Tag Archives: optical flow

Slow Motion Tutorial for Premiere Pro CC by Becki and Chris!

Ever wondered how to use slow-motion footage effectively with Premiere Pro CC from Adobe’s Creative Cloud? This quick tutorial by YouTubers Becki and Chris will go through the basics of capturing, editing and organizing the footage for a consistent workflow.  They used cameras like the GoPro Hero 5 Black, Sony a7s II, and the DJI Osmo to capture the footage.

Their techniques will apply to any camera that shots high frame rates like 60p and above.  Maybe in a future tutorial, they are able to use higher frame rate footage from more capable cameras and even use the optical flow feature to really slow things down in post. You can subscribe to their channel here and support them! → Continue Reading Full Post ←

NVIDIA Slow Motion Interpolation With AI Deep Learning Tech!

NVIDIA Slow Motion Interpolation

NVIDIA has been hard at work on the problem posed by high frame rate interpolation of video data shot on lower fps.  We have had this tech since the late 1990s with the advent of Twixtor and refined over the decades in systems like Twixtor Pro and Adobe’s Optical Flow in After Effects. You are still not getting real temporal detail data since the frames are created by extrapolating velocity and direction vectors plus pixel values between frames to get the result.
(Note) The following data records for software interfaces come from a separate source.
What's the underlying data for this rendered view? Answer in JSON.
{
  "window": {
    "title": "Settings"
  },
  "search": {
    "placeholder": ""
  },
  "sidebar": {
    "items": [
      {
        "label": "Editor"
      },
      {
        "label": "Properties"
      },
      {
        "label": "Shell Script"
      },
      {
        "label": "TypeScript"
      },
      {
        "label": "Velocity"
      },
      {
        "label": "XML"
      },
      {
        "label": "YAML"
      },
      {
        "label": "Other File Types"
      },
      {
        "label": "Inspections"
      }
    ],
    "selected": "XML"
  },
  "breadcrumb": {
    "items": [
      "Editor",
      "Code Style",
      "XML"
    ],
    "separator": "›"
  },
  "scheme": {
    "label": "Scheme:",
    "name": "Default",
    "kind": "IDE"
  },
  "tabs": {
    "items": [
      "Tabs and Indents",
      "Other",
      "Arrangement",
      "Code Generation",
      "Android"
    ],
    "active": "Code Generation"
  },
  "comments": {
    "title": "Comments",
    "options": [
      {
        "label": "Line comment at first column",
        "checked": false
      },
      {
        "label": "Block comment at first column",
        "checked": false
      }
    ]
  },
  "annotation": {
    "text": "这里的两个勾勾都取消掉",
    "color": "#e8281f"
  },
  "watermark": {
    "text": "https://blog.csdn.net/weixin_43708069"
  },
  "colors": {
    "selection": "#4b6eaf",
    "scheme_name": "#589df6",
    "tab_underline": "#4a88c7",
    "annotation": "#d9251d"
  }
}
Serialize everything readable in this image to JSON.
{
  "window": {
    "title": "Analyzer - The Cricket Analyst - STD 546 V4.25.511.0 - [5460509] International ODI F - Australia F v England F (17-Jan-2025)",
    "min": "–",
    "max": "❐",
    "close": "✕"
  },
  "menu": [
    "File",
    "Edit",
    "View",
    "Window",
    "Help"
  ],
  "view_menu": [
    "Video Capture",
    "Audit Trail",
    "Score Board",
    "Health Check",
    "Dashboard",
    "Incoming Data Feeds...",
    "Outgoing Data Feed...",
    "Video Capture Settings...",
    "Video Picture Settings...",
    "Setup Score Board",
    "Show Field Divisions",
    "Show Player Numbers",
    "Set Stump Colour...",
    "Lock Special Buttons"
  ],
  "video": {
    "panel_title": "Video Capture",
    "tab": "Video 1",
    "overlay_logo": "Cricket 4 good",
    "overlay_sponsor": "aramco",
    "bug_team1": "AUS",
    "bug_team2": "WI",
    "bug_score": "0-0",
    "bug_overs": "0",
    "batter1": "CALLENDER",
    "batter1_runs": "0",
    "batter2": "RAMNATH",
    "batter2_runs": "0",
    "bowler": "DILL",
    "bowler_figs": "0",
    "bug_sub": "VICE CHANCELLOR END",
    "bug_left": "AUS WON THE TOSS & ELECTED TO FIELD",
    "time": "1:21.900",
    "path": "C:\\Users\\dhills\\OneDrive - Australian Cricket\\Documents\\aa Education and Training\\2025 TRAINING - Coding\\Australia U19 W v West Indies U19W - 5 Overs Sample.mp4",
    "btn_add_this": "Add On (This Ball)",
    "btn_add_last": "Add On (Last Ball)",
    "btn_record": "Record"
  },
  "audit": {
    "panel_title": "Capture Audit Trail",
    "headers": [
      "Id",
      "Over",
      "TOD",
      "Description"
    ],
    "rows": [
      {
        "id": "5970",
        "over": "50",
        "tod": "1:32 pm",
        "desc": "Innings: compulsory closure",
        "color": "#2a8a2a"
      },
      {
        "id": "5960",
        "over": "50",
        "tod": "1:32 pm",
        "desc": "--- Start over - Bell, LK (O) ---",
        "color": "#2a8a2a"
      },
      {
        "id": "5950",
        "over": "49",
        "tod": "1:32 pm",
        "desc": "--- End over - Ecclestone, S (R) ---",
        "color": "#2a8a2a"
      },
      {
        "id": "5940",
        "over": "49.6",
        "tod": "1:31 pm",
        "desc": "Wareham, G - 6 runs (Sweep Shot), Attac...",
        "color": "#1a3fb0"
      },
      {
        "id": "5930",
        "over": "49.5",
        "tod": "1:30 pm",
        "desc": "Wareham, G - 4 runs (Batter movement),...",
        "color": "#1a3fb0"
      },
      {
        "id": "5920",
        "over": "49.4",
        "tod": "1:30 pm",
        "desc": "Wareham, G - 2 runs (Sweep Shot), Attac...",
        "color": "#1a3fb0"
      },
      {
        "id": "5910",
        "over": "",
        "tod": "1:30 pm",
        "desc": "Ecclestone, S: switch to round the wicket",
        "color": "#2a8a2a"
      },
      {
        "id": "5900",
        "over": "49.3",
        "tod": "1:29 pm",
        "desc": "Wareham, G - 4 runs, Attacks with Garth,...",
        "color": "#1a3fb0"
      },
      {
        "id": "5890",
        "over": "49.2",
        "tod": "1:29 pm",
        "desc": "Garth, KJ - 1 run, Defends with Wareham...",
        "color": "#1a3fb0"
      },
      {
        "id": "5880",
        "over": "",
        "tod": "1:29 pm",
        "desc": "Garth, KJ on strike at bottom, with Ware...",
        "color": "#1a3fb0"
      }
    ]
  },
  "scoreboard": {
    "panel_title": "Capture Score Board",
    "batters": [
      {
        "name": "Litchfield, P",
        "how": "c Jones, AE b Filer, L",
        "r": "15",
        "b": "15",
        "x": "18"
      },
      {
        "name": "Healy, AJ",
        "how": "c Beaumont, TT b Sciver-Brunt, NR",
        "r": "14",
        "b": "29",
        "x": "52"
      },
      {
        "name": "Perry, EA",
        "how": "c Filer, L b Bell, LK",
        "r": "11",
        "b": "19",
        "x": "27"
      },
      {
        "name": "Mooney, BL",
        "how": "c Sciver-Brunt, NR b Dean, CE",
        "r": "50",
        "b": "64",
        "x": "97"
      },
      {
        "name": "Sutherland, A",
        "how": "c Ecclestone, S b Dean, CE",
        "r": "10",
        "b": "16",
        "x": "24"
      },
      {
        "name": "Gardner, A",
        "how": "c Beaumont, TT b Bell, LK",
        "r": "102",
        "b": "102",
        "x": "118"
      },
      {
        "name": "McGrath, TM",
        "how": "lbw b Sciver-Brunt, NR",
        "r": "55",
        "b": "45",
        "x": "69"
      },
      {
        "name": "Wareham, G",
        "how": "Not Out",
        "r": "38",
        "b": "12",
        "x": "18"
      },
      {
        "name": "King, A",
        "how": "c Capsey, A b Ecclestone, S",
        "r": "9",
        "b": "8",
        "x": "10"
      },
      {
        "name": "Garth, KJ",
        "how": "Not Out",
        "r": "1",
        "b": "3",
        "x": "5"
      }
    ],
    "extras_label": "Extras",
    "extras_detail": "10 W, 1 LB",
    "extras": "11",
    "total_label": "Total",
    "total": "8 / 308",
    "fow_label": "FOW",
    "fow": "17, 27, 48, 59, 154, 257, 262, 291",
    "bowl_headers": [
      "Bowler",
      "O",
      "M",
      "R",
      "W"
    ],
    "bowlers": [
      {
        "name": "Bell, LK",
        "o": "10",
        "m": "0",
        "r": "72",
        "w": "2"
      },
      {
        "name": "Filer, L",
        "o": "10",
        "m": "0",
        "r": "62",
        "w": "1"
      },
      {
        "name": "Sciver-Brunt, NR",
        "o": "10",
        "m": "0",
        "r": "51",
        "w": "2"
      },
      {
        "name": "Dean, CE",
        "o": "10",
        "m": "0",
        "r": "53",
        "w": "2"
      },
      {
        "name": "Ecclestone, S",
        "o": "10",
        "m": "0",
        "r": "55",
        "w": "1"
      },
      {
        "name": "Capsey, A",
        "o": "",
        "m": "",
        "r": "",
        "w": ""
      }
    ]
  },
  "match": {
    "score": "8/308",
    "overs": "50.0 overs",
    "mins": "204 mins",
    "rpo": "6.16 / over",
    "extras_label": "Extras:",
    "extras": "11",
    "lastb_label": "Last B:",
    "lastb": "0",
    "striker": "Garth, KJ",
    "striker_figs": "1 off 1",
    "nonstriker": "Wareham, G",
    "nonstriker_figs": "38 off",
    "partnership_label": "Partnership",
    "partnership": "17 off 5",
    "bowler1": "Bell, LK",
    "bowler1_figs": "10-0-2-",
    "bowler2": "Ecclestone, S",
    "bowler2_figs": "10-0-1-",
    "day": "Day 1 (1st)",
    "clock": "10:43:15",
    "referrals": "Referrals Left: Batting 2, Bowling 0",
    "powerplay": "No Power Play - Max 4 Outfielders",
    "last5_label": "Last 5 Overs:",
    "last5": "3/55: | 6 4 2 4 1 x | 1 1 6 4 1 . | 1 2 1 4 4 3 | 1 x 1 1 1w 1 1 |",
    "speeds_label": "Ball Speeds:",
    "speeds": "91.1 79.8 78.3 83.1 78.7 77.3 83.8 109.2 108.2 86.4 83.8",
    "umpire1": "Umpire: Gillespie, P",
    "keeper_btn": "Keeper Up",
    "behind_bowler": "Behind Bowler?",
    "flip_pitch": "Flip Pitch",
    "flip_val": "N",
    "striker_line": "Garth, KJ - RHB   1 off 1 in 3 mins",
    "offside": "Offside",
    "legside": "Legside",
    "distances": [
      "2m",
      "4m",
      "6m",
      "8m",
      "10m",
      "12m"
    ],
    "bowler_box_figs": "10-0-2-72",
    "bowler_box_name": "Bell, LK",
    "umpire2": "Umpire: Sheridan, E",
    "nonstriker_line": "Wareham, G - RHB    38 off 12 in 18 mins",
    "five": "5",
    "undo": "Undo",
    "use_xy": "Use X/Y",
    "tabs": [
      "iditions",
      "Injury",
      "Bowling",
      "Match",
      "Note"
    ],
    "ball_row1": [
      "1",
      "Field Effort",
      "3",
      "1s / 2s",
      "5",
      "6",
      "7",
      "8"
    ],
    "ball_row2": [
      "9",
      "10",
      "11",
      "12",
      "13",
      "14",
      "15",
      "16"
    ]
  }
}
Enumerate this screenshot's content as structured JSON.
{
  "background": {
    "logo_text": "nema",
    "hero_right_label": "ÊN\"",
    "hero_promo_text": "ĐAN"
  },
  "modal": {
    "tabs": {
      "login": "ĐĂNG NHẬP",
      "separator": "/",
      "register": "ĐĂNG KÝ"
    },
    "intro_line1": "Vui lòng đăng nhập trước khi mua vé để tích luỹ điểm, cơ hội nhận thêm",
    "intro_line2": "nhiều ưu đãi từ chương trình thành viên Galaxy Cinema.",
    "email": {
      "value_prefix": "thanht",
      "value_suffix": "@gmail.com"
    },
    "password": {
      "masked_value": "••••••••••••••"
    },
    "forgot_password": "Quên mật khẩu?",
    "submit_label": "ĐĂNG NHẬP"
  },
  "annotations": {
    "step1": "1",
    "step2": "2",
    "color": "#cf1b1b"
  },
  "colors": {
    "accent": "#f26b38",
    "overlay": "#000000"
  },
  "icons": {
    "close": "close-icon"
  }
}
We explored this technique in our post on interpolation here and why it is no substitute from a real slow motion camera solution.  NVIDIA’s new method uses machine learning along with 11,000 videos to arrive at a more convincing result. Considering the relatively small sample size we can imagine a future where hundreds of thousands or millions of footage samples are used to generate near flawless interpolation. This technique takes some serious computation and data sets so as of now it is not really ready for the mass market but that could change with the cloud very soon. → Continue Reading Full Post ←

Fake Slow Motion Is It Worth It?

Fake Slow Motion

There has been a lot of work put it developing software that can interpolate frames for video editing and compositing applications. Twixtor in the late 90’s was perhaps the first time the technology could make something worthwhile and really produce acceptable results in a computationally acceptable timeframe.

Today the most used algorithm is Adobe’s Optical Flow in Premiere or Time Warp in After Effects which use vector directional plus acceleration of pixel values to derive in between frame data to generate new frame information from the preceding frame as point A and the next frame as point B.  The results can do some wonders to really slow down things above the frame rate ceiling of the camera. → Continue Reading Full Post ←